Records from a data source:
--
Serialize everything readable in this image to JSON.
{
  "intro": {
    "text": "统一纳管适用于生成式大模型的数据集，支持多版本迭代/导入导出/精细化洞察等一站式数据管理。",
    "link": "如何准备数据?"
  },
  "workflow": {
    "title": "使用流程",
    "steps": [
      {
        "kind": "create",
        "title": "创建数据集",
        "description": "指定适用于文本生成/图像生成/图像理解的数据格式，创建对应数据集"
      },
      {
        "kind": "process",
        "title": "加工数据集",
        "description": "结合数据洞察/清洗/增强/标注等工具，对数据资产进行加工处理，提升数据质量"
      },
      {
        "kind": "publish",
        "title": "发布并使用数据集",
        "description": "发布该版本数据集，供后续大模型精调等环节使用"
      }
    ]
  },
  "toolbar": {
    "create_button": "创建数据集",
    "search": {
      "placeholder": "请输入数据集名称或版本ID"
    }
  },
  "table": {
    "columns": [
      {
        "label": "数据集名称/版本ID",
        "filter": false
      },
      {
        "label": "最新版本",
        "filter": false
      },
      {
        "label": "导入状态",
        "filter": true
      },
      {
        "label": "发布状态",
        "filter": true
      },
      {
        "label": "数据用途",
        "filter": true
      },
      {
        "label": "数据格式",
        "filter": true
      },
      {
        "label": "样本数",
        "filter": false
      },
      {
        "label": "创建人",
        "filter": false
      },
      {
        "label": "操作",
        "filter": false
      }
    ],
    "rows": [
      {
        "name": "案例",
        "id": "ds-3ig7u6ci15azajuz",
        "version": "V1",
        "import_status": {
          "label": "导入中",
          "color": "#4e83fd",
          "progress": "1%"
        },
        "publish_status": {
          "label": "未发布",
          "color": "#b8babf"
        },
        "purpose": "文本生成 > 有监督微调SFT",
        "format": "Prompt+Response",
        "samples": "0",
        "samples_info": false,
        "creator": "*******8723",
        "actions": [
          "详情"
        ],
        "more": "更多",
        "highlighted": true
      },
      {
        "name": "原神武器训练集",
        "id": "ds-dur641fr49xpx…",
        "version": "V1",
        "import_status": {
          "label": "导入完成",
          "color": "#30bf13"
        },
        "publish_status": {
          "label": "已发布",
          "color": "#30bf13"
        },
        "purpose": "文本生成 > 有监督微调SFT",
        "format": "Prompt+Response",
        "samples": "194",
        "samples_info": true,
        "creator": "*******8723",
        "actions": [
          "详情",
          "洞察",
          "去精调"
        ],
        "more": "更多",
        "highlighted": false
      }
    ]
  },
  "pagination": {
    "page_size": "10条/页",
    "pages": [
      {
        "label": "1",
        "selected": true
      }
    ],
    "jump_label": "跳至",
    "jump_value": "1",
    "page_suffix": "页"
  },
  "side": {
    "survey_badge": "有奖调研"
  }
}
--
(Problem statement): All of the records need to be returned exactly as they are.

(Reply):
Serialize everything readable in this image to JSON.
{
  "intro": {
    "text": "统一纳管适用于生成式大模型的数据集，支持多版本迭代/导入导出/精细化洞察等一站式数据管理。",
    "link": "如何准备数据?"
  },
  "workflow": {
    "title": "使用流程",
    "steps": [
      {
        "kind": "create",
        "title": "创建数据集",
        "description": "指定适用于文本生成/图像生成/图像理解的数据格式，创建对应数据集"
      },
      {
        "kind": "process",
        "title": "加工数据集",
        "description": "结合数据洞察/清洗/增强/标注等工具，对数据资产进行加工处理，提升数据质量"
      },
      {
        "kind": "publish",
        "title": "发布并使用数据集",
        "description": "发布该版本数据集，供后续大模型精调等环节使用"
      }
    ]
  },
  "toolbar": {
    "create_button": "创建数据集",
    "search": {
      "placeholder": "请输入数据集名称或版本ID"
    }
  },
  "table": {
    "columns": [
      {
        "label": "数据集名称/版本ID",
        "filter": false
      },
      {
        "label": "最新版本",
        "filter": false
      },
      {
        "label": "导入状态",
        "filter": true
      },
      {
        "label": "发布状态",
        "filter": true
      },
      {
        "label": "数据用途",
        "filter": true
      },
      {
        "label": "数据格式",
        "filter": true
      },
      {
        "label": "样本数",
        "filter": false
      },
      {
        "label": "创建人",
        "filter": false
      },
      {
        "label": "操作",
        "filter": false
      }
    ],
    "rows": [
      {
        "name": "案例",
        "id": "ds-3ig7u6ci15azajuz",
        "version": "V1",
        "import_status": {
          "label": "导入中",
          "color": "#4e83fd",
          "progress": "1%"
        },
        "publish_status": {
          "label": "未发布",
          "color": "#b8babf"
        },
        "purpose": "文本生成 > 有监督微调SFT",
        "format": "Prompt+Response",
        "samples": "0",
        "samples_info": false,
        "creator": "*******8723",
        "actions": [
          "详情"
        ],
        "more": "更多",
        "highlighted": true
      },
      {
        "name": "原神武器训练集",
        "id": "ds-dur641fr49xpx…",
        "version": "V1",
        "import_status": {
          "label": "导入完成",
          "color": "#30bf13"
        },
        "publish_status": {
          "label": "已发布",
          "color": "#30bf13"
        },
        "purpose": "文本生成 > 有监督微调SFT",
        "format": "Prompt+Response",
        "samples": "194",
        "samples_info": true,
        "creator": "*******8723",
        "actions": [
          "详情",
          "洞察",
          "去精调"
        ],
        "more": "更多",
        "highlighted": false
      }
    ]
  },
  "pagination": {
    "page_size": "10条/页",
    "pages": [
      {
        "label": "1",
        "selected": true
      }
    ],
    "jump_label": "跳至",
    "jump_value": "1",
    "page_suffix": "页"
  },
  "side": {
    "survey_badge": "有奖调研"
  }
}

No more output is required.